__How to complete this task__: Write out the data below in full, unchanged, minus the images.

[Component data from apps and pages]
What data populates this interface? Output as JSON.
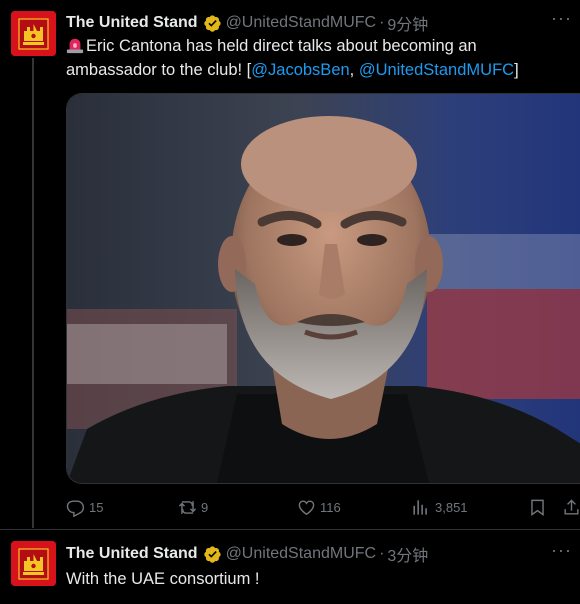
{
  "tweets": [
    {
      "author_name": "The United Stand",
      "handle": "@UnitedStandMUFC",
      "separator": "·",
      "time": "9分钟",
      "text_emoji": "🚨",
      "text_main": "Eric Cantona has held direct talks about becoming an ambassador to the club!  [",
      "mention_1": "@JacobsBen",
      "text_comma": ", ",
      "mention_2": "@UnitedStandMUFC",
      "text_end": "]",
      "stats": {
        "replies": "15",
        "retweets": "9",
        "likes": "116",
        "views": "3,851"
      }
    },
    {
      "author_name": "The United Stand",
      "handle": "@UnitedStandMUFC",
      "separator": "·",
      "time": "3分钟",
      "text_main": "With the UAE consortium !"
    }
  ],
  "colors": {
    "background": "#000000",
    "text": "#e7e9ea",
    "muted": "#71767b",
    "link": "#1d9bf0",
    "verified_badge": "#e2b719",
    "avatar_red": "#d8121b"
  },
  "icons": [
    "more-icon",
    "verified-icon",
    "reply-icon",
    "retweet-icon",
    "like-icon",
    "views-icon",
    "bookmark-icon",
    "share-icon"
  ]
}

__Output of the task__:
What data populates this interface? Output as JSON.
{
  "tweets": [
    {
      "author_name": "The United Stand",
      "handle": "@UnitedStandMUFC",
      "separator": "·",
      "time": "9分钟",
      "text_emoji": "🚨",
      "text_main": "Eric Cantona has held direct talks about becoming an ambassador to the club!  [",
      "mention_1": "@JacobsBen",
      "text_comma": ", ",
      "mention_2": "@UnitedStandMUFC",
      "text_end": "]",
      "stats": {
        "replies": "15",
        "retweets": "9",
        "likes": "116",
        "views": "3,851"
      }
    },
    {
      "author_name": "The United Stand",
      "handle": "@UnitedStandMUFC",
      "separator": "·",
      "time": "3分钟",
      "text_main": "With the UAE consortium !"
    }
  ],
  "colors": {
    "background": "#000000",
    "text": "#e7e9ea",
    "muted": "#71767b",
    "link": "#1d9bf0",
    "verified_badge": "#e2b719",
    "avatar_red": "#d8121b"
  },
  "icons": [
    "more-icon",
    "verified-icon",
    "reply-icon",
    "retweet-icon",
    "like-icon",
    "views-icon",
    "bookmark-icon",
    "share-icon"
  ]
}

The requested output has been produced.